[Data records]
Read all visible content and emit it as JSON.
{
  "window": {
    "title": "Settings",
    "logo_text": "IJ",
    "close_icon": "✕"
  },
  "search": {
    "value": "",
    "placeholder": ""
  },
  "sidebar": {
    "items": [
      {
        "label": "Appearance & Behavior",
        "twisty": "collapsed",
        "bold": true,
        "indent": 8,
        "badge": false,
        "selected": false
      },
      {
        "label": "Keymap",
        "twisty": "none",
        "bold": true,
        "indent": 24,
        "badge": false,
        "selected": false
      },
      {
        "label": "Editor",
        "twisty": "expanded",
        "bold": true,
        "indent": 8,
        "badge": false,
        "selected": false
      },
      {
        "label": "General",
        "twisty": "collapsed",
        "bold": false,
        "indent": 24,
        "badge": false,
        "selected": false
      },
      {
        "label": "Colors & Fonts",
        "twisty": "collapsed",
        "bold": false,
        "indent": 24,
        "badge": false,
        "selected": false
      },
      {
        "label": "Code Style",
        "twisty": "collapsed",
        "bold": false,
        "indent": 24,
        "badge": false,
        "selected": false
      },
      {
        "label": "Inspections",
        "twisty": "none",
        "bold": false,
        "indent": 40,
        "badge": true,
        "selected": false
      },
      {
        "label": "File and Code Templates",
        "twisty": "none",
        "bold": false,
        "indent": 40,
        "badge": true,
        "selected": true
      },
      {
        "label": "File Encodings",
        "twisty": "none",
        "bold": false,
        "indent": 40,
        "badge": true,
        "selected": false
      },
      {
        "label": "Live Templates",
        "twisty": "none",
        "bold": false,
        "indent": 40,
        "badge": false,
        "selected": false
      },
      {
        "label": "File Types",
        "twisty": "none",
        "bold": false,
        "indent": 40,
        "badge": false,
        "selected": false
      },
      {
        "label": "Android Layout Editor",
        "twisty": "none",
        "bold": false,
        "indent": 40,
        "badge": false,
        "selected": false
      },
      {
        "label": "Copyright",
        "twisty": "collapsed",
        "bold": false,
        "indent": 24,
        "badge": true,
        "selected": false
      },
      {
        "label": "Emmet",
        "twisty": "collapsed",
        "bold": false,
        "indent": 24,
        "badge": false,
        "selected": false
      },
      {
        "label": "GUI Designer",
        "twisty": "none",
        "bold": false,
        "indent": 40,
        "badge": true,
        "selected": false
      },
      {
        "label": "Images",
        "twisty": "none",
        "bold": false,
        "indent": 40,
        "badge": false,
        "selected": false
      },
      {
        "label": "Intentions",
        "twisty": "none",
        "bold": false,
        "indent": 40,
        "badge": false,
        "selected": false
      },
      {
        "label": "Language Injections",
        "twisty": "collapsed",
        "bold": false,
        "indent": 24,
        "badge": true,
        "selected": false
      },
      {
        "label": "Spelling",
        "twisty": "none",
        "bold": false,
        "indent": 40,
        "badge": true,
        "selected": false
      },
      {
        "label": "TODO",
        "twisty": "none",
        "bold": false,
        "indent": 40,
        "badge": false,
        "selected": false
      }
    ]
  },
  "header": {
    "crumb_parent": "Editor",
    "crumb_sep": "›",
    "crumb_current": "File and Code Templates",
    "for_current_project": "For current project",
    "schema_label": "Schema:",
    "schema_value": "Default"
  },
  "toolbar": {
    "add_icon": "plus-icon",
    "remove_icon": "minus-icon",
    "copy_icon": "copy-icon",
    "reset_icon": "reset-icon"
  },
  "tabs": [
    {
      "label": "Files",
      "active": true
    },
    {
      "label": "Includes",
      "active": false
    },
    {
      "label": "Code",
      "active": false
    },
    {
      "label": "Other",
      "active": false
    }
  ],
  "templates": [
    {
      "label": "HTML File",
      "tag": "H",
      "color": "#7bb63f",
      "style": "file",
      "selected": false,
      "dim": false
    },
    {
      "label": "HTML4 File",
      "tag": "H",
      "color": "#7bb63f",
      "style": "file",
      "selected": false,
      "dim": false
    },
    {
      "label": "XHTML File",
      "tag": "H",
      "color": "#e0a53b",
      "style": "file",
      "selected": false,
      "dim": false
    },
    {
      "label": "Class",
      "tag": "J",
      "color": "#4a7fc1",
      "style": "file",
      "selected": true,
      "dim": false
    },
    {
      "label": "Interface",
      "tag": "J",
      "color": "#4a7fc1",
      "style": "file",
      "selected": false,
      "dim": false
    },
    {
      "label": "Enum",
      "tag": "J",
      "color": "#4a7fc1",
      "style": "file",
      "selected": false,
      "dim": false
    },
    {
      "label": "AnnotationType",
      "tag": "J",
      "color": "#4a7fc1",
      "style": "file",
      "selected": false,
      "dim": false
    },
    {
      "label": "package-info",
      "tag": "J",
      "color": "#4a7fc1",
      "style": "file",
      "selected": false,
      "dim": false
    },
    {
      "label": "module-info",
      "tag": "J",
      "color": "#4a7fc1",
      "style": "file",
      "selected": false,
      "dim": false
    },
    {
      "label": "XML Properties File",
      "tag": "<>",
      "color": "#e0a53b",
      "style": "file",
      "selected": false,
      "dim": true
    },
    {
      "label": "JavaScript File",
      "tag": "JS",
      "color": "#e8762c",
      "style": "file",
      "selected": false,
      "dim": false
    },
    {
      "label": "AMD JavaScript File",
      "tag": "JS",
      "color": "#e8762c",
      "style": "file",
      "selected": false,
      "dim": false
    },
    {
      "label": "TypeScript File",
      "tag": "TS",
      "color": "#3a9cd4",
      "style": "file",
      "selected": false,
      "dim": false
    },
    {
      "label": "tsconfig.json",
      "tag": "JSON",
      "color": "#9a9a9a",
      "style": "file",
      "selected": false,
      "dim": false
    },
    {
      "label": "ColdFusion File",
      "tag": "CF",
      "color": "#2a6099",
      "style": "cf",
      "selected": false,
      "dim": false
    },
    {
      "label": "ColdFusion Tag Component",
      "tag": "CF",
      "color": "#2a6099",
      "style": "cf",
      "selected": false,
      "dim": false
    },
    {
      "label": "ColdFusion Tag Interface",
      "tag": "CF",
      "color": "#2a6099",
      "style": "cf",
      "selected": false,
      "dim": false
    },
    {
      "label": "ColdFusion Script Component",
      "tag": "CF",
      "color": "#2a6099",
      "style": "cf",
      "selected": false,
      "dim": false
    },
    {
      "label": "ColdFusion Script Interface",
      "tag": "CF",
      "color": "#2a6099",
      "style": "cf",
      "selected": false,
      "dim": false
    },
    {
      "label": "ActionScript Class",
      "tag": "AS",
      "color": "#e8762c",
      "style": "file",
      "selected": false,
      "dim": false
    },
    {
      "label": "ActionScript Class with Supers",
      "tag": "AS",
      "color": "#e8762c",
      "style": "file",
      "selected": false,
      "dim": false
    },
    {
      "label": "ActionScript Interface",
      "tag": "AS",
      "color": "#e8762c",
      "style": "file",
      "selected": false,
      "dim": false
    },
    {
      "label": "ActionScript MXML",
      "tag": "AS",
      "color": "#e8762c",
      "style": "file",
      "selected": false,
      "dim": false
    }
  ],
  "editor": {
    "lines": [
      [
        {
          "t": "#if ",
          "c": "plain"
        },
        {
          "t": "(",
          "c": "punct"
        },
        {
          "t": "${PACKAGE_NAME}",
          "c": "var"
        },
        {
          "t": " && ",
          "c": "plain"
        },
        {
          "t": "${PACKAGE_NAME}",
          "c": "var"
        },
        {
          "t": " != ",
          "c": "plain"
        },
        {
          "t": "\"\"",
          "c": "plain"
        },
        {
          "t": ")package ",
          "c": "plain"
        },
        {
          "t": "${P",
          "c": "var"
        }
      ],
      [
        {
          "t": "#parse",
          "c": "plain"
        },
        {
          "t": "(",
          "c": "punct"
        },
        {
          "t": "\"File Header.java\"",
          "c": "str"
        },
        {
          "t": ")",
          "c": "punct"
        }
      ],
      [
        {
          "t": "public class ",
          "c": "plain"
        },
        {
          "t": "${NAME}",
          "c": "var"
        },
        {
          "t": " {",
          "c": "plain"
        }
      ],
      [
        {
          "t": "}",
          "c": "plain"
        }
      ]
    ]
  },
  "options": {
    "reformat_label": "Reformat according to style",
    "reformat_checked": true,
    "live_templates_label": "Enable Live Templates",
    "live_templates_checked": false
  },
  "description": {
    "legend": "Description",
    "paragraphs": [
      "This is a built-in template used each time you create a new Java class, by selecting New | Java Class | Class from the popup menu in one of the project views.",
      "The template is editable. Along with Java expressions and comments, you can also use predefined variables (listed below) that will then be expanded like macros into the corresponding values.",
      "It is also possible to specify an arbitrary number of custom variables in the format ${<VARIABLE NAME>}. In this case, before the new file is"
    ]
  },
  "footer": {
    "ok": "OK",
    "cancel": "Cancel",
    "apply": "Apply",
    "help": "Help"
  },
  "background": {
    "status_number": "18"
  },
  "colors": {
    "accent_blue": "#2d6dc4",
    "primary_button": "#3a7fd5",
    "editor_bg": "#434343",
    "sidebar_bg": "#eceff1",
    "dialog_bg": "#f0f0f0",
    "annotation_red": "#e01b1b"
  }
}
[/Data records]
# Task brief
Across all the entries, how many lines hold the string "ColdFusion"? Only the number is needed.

# Output of the task
5